- Excerpts from a dataset -

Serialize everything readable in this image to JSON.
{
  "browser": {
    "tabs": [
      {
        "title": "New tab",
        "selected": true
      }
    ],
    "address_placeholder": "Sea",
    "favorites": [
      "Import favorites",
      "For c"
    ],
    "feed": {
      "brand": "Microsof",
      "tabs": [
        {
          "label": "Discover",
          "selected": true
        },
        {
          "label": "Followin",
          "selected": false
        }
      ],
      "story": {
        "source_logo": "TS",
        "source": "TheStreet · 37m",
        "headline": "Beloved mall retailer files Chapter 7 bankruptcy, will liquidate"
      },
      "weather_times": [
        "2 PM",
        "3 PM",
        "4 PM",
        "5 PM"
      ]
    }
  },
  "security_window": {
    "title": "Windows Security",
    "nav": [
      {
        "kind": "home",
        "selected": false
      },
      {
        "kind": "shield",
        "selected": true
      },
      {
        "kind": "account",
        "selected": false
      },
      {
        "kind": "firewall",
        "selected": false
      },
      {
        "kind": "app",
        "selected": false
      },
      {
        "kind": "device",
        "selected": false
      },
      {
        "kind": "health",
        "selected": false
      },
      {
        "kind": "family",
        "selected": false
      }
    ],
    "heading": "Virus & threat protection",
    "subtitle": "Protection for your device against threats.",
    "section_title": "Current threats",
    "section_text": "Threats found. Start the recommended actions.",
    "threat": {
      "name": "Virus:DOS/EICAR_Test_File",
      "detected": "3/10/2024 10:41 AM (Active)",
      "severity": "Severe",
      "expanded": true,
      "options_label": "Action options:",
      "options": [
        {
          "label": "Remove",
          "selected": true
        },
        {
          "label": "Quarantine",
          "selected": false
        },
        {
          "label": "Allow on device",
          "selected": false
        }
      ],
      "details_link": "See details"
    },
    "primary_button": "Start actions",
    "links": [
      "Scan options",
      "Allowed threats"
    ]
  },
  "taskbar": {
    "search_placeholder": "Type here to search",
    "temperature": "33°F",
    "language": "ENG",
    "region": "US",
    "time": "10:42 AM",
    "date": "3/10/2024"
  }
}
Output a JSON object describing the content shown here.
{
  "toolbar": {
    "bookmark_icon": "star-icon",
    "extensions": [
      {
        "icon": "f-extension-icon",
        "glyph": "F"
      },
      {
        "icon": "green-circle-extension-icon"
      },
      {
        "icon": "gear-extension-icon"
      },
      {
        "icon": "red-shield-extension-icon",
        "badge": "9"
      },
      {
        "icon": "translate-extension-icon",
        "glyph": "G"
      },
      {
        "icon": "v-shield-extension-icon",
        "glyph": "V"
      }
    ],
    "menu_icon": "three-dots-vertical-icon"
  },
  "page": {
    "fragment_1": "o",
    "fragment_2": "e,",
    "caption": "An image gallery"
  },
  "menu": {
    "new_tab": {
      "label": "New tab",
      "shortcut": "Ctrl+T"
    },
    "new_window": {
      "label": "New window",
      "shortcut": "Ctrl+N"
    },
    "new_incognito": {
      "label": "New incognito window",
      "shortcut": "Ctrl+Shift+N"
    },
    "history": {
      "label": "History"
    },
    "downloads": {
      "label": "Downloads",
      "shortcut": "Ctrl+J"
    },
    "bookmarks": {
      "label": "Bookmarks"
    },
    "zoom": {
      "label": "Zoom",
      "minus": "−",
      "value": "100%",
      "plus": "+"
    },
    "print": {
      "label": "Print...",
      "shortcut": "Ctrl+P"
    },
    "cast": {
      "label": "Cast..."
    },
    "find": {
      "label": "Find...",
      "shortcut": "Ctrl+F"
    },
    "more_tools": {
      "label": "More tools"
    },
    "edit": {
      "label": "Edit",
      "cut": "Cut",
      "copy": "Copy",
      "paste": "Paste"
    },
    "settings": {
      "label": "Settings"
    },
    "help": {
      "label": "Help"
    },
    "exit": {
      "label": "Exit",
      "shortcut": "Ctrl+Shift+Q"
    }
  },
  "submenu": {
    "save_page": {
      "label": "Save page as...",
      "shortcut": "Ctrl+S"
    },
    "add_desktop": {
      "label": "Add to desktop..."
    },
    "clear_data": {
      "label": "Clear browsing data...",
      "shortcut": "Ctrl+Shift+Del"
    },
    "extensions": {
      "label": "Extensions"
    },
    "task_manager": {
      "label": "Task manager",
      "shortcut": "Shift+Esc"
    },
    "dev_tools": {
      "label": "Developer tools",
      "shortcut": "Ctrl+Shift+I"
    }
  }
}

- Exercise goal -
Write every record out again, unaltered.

- Result for this task -
Serialize everything readable in this image to JSON.
{
  "browser": {
    "tabs": [
      {
        "title": "New tab",
        "selected": true
      }
    ],
    "address_placeholder": "Sea",
    "favorites": [
      "Import favorites",
      "For c"
    ],
    "feed": {
      "brand": "Microsof",
      "tabs": [
        {
          "label": "Discover",
          "selected": true
        },
        {
          "label": "Followin",
          "selected": false
        }
      ],
      "story": {
        "source_logo": "TS",
        "source": "TheStreet · 37m",
        "headline": "Beloved mall retailer files Chapter 7 bankruptcy, will liquidate"
      },
      "weather_times": [
        "2 PM",
        "3 PM",
        "4 PM",
        "5 PM"
      ]
    }
  },
  "security_window": {
    "title": "Windows Security",
    "nav": [
      {
        "kind": "home",
        "selected": false
      },
      {
        "kind": "shield",
        "selected": true
      },
      {
        "kind": "account",
        "selected": false
      },
      {
        "kind": "firewall",
        "selected": false
      },
      {
        "kind": "app",
        "selected": false
      },
      {
        "kind": "device",
        "selected": false
      },
      {
        "kind": "health",
        "selected": false
      },
      {
        "kind": "family",
        "selected": false
      }
    ],
    "heading": "Virus & threat protection",
    "subtitle": "Protection for your device against threats.",
    "section_title": "Current threats",
    "section_text": "Threats found. Start the recommended actions.",
    "threat": {
      "name": "Virus:DOS/EICAR_Test_File",
      "detected": "3/10/2024 10:41 AM (Active)",
      "severity": "Severe",
      "expanded": true,
      "options_label": "Action options:",
      "options": [
        {
          "label": "Remove",
          "selected": true
        },
        {
          "label": "Quarantine",
          "selected": false
        },
        {
          "label": "Allow on device",
          "selected": false
        }
      ],
      "details_link": "See details"
    },
    "primary_button": "Start actions",
    "links": [
      "Scan options",
      "Allowed threats"
    ]
  },
  "taskbar": {
    "search_placeholder": "Type here to search",
    "temperature": "33°F",
    "language": "ENG",
    "region": "US",
    "time": "10:42 AM",
    "date": "3/10/2024"
  }
}
Output a JSON object describing the content shown here.
{
  "toolbar": {
    "bookmark_icon": "star-icon",
    "extensions": [
      {
        "icon": "f-extension-icon",
        "glyph": "F"
      },
      {
        "icon": "green-circle-extension-icon"
      },
      {
        "icon": "gear-extension-icon"
      },
      {
        "icon": "red-shield-extension-icon",
        "badge": "9"
      },
      {
        "icon": "translate-extension-icon",
        "glyph": "G"
      },
      {
        "icon": "v-shield-extension-icon",
        "glyph": "V"
      }
    ],
    "menu_icon": "three-dots-vertical-icon"
  },
  "page": {
    "fragment_1": "o",
    "fragment_2": "e,",
    "caption": "An image gallery"
  },
  "menu": {
    "new_tab": {
      "label": "New tab",
      "shortcut": "Ctrl+T"
    },
    "new_window": {
      "label": "New window",
      "shortcut": "Ctrl+N"
    },
    "new_incognito": {
      "label": "New incognito window",
      "shortcut": "Ctrl+Shift+N"
    },
    "history": {
      "label": "History"
    },
    "downloads": {
      "label": "Downloads",
      "shortcut": "Ctrl+J"
    },
    "bookmarks": {
      "label": "Bookmarks"
    },
    "zoom": {
      "label": "Zoom",
      "minus": "−",
      "value": "100%",
      "plus": "+"
    },
    "print": {
      "label": "Print...",
      "shortcut": "Ctrl+P"
    },
    "cast": {
      "label": "Cast..."
    },
    "find": {
      "label": "Find...",
      "shortcut": "Ctrl+F"
    },
    "more_tools": {
      "label": "More tools"
    },
    "edit": {
      "label": "Edit",
      "cut": "Cut",
      "copy": "Copy",
      "paste": "Paste"
    },
    "settings": {
      "label": "Settings"
    },
    "help": {
      "label": "Help"
    },
    "exit": {
      "label": "Exit",
      "shortcut": "Ctrl+Shift+Q"
    }
  },
  "submenu": {
    "save_page": {
      "label": "Save page as...",
      "shortcut": "Ctrl+S"
    },
    "add_desktop": {
      "label": "Add to desktop..."
    },
    "clear_data": {
      "label": "Clear browsing data...",
      "shortcut": "Ctrl+Shift+Del"
    },
    "extensions": {
      "label": "Extensions"
    },
    "task_manager": {
      "label": "Task manager",
      "shortcut": "Shift+Esc"
    },
    "dev_tools": {
      "label": "Developer tools",
      "shortcut": "Ctrl+Shift+I"
    }
  }
}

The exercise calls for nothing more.